Brief:
Whenever the word "adapter" appears in a line of the listing, copy that line.

Provided information:
────────────────────
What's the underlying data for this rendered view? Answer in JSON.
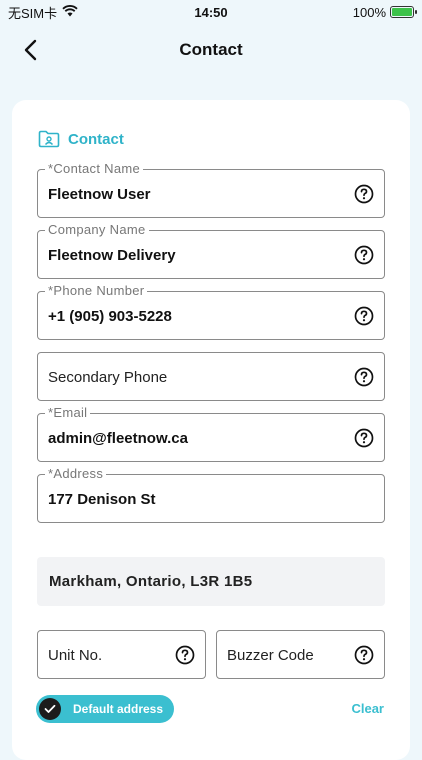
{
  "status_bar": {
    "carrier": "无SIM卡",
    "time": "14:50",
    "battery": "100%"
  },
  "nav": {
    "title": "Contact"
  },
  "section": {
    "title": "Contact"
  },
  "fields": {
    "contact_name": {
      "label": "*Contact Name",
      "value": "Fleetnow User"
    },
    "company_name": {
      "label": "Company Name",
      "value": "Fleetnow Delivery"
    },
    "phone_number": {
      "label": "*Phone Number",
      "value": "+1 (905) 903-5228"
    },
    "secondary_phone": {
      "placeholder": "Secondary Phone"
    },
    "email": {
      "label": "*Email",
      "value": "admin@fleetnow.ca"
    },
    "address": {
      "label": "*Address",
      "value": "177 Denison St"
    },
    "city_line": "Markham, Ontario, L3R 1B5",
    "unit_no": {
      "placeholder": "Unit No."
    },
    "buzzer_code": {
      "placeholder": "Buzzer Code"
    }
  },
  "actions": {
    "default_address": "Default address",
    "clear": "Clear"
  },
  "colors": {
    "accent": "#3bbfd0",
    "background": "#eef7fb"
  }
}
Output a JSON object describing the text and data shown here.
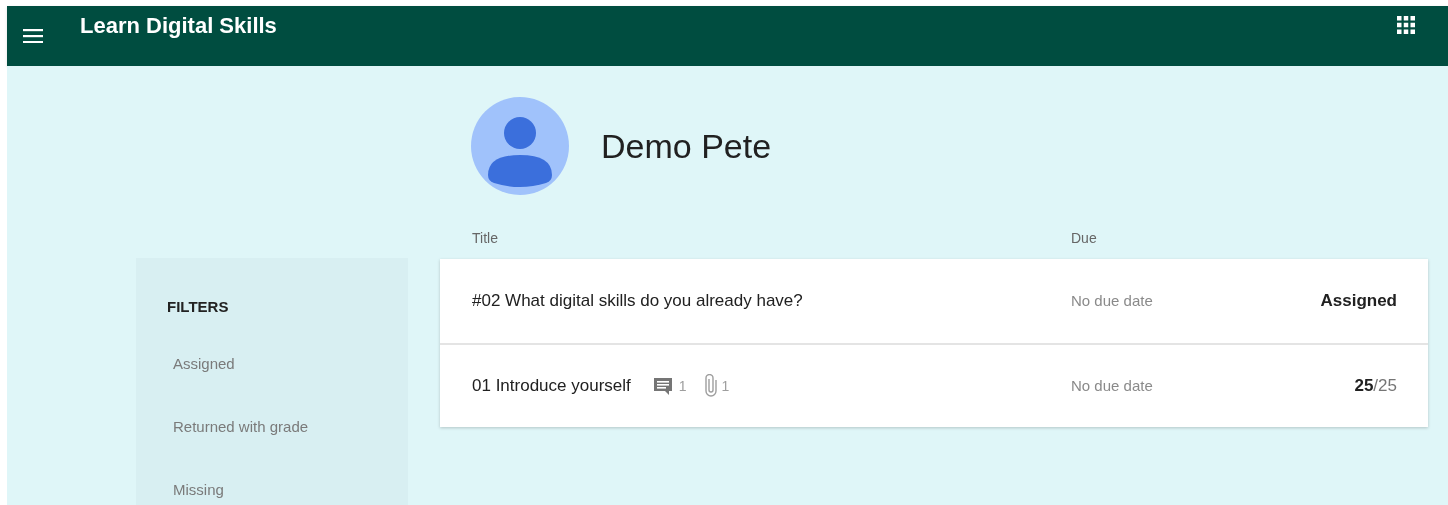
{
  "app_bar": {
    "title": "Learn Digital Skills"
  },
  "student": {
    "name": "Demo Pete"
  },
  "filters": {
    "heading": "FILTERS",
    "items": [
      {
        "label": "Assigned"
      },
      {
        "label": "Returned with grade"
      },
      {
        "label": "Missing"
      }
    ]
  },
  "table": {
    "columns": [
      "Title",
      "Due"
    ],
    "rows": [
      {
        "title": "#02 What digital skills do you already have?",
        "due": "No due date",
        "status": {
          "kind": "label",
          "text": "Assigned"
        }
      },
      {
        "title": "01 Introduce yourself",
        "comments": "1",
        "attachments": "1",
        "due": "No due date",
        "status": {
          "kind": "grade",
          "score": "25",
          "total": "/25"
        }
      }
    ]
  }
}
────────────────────
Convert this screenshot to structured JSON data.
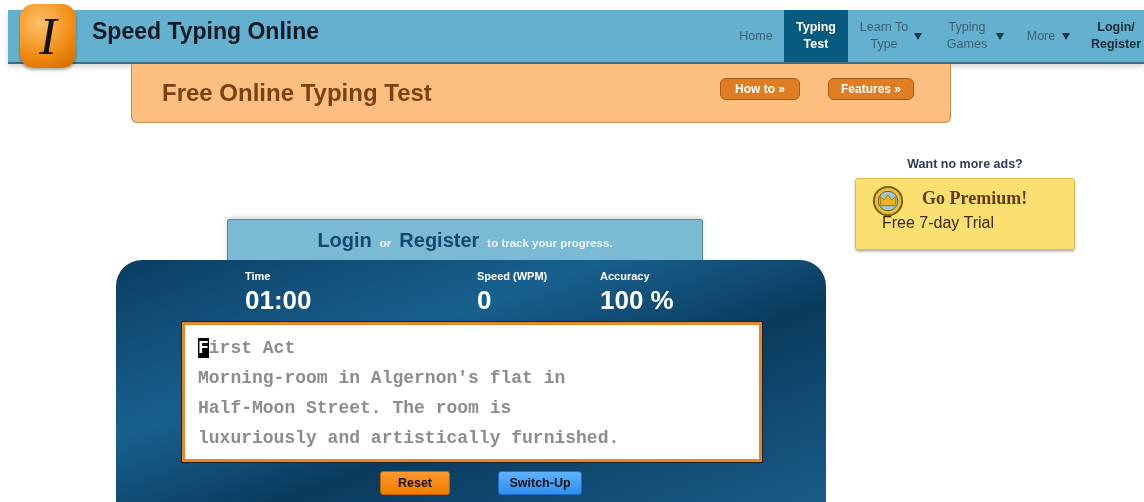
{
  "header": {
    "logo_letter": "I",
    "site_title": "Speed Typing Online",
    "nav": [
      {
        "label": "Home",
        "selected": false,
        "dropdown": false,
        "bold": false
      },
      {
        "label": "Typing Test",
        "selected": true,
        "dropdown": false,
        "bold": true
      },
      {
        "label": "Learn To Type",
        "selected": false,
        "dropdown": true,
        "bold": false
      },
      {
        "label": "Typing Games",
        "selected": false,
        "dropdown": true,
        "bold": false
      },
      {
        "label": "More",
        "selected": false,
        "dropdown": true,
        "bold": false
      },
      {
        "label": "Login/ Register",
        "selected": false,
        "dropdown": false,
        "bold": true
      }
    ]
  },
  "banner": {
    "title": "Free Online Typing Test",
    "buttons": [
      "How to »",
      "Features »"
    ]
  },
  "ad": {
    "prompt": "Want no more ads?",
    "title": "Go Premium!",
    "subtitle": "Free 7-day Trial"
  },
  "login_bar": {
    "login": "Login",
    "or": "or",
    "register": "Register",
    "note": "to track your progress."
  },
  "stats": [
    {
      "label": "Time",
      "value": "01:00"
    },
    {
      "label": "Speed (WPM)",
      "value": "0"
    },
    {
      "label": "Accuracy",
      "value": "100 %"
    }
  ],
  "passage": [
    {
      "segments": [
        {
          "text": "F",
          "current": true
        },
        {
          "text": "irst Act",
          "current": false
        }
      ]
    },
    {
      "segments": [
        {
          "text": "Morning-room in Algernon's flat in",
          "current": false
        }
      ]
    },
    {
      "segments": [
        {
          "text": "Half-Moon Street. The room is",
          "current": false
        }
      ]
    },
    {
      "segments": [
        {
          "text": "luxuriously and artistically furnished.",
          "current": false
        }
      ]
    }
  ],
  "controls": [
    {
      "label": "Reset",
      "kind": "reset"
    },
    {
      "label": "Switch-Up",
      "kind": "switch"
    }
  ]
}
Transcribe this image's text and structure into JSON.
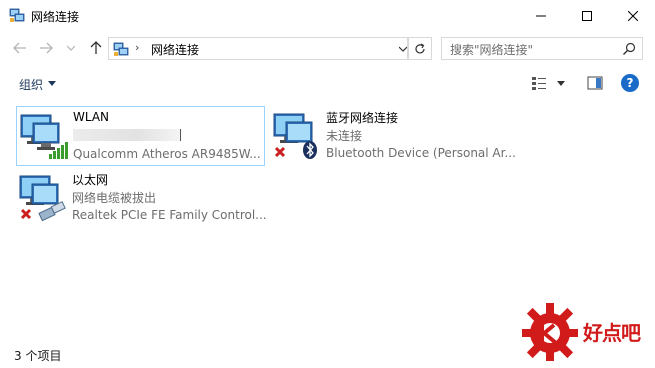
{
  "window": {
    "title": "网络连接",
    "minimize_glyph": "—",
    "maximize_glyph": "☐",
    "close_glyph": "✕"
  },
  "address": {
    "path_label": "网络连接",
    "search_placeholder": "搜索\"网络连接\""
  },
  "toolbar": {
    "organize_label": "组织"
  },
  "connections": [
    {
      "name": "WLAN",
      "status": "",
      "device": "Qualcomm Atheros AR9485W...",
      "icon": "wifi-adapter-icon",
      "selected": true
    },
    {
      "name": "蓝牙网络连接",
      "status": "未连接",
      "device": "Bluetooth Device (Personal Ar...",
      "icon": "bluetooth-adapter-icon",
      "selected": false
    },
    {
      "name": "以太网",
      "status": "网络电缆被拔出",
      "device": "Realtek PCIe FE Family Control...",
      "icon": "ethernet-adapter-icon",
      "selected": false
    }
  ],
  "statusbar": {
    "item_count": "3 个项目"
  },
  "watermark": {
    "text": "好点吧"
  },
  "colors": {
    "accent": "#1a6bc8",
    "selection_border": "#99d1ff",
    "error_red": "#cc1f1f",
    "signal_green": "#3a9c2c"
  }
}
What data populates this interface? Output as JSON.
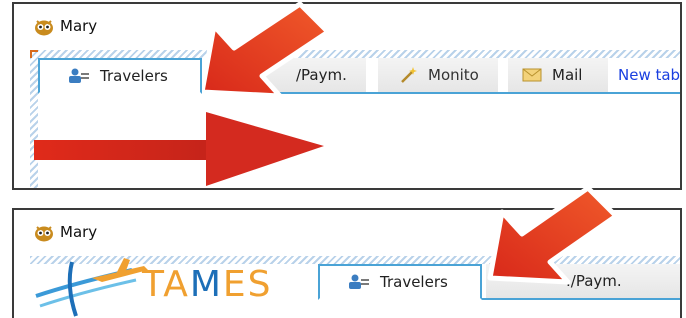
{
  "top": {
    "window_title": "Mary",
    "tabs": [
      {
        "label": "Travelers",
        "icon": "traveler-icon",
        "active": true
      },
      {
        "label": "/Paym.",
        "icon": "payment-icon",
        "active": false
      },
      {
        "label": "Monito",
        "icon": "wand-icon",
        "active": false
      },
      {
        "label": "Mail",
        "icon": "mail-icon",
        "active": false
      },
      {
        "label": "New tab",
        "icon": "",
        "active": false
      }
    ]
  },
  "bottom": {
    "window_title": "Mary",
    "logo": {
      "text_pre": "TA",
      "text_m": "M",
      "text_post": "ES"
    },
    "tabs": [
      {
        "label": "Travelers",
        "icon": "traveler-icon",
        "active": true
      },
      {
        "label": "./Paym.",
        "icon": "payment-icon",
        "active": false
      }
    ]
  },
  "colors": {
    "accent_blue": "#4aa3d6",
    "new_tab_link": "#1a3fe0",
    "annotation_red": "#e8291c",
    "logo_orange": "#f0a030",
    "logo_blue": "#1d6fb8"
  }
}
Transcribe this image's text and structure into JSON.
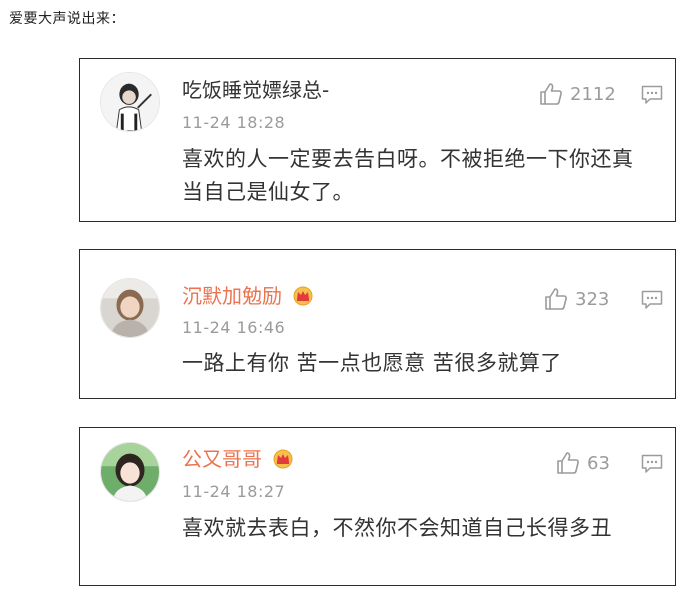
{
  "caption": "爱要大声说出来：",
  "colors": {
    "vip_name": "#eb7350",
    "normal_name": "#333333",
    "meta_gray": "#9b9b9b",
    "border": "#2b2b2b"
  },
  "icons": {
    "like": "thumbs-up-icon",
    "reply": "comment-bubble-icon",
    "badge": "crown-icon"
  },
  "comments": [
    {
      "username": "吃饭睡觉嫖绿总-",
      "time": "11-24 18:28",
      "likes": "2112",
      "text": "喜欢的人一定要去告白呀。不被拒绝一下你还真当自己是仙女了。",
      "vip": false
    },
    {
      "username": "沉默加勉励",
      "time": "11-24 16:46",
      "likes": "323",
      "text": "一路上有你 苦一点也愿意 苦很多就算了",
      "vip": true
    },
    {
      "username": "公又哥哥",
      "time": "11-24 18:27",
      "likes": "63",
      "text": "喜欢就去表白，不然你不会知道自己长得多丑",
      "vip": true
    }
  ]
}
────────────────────
Solution for this task:
      "icon": "wifi-adapter-icon",
      "icon": "bluetooth-adapter-icon",
      "icon": "ethernet-adapter-icon",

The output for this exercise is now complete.